By Jo Mackness, Executive Director 

All I need to feel inspired about corporate sustainability and its importance in creating a better world I learned from the unbelievable lineup of sustainable business leaders who shared their insights and inspiration with students, faculty and the broader community last year. Tricky to distill into a pithy post, but here goes… my top insights from CRB guests in 2013:

  1. Nature is a terrific investment opportunity. Mark Tercek, CEO of The Nature Conservancy, cited countless examples of projects in which investing in green infrastructure was better than an investment in man-made equipment.
  2. Poverty is a psychological scar. Lord Michael Hastings, Global Citizenship head at KPMG and VP of UNICEF, argued that we need to build capacity within people and communities, helping them mend the psychological scar of poverty that is often far harder to overcome after basic human needs have been met.
  3. Flourishing people and organizations = next gen management innovation. MBA alum Dave Sherman, said “flourishing practices” (such as meditation, actively managing physical, emotional energy, creating quiet space) allow getting in touch with the deepest passions of people and leveraging these strengths in the workplace unlocks the full potential of individuals and organizations.
  4. “Less bad” is no good. Bill McDonough, of Cradle to Cradle fame, urged that companies should not be developing goals that aim for zero, rather, they should be redesigning products and services to create a net positive (think living buildings that host butterflies and encourage nature, rather than release less cancer-causing or polluting emissions).
  5. Private capital can work for social good. Alicia Glen, head of Goldman Sachs’ Urban Investment Group shared compelling examples of deals (e.g., early childhood education, prison recidivism lowering, city bike share programs) that bring together “financial first investors” with “social first investors” to pay for social impact performance.
  6. Public capital can work for social good. Anne Simpson, leader of CalPERS Global Governance, is charged with ensuring CalPERS’ quarter of a trillion dollars is aligned with its Investment Beliefs, one of which underscores the fact that long-term value creation requires effective management of three forms of capital: financial, physical and human.
  7. Markets react positively to CSR proposals. Moskowitz Prize winner Caroline Flammer, professor at the Ivey Business School, showed in her winning paper that the stock market and other financial measures (ROA, net profit margin) are positively impacted by the passing of CSR-related shareholder resolutions (such as reducing CO2 emissions, implementing employee programs), even when they are a “close call” (i.e., unknown if proposal would pass in advance).
  8. Sharing and helping can make for compelling business models. Folks like Adam Werbach (ex Sierra Club chief) and Andy Ruben (ex Walmart sustainability officer) along with firms like Airbnb (valued in the multi billions) inspired several of our students to create “sharing economy” companies focused on gleaning new value out of existing products, excess capacity, needed time/talent in diverse areas such as clothing, food preparation, and skill sharing. Watch this space in 2014!
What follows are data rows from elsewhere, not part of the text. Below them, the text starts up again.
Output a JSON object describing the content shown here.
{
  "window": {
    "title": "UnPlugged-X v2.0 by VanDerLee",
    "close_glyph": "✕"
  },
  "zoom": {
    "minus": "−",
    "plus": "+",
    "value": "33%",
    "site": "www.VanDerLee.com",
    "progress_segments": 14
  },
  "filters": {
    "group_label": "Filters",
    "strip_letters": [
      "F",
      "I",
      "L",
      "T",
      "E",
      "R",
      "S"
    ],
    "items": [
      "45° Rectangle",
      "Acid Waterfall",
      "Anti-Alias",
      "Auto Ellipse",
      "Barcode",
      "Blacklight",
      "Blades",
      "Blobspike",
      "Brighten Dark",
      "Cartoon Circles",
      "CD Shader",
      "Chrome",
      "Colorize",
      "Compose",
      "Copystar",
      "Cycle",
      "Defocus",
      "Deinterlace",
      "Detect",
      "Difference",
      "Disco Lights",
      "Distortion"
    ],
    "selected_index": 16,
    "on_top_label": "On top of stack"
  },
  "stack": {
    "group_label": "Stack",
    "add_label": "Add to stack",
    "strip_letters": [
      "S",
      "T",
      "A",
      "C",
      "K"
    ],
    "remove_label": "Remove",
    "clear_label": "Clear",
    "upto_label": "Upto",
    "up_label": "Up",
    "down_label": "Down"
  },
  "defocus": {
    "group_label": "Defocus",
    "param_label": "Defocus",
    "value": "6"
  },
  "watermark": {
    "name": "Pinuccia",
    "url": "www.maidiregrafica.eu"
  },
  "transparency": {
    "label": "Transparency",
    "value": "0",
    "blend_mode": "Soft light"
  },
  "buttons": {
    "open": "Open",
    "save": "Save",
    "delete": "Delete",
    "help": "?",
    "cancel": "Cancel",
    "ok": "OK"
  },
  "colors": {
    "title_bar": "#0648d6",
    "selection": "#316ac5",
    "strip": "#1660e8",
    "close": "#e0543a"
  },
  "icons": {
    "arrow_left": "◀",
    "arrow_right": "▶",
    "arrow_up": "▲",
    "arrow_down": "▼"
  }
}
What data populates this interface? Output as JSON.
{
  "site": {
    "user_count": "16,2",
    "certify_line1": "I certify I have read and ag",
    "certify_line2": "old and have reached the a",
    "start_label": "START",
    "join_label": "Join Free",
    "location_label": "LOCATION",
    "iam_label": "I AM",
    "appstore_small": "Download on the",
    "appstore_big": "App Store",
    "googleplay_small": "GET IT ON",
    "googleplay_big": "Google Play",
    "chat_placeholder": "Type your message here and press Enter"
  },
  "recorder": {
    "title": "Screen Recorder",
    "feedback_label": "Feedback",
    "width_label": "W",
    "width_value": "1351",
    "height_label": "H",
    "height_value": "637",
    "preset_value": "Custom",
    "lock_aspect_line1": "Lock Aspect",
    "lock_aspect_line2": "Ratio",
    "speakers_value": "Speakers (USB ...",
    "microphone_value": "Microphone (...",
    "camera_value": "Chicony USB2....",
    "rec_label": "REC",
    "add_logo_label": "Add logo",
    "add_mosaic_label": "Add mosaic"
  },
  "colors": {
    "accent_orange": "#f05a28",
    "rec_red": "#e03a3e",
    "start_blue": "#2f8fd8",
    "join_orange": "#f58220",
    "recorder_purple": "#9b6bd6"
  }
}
Previous CRB Presents a New Course, “Corporate Governance: Shareholders, Stakeholders, and Corporate Control” Next Want to Help Women Achieve Leadership Roles? Bring on the Men.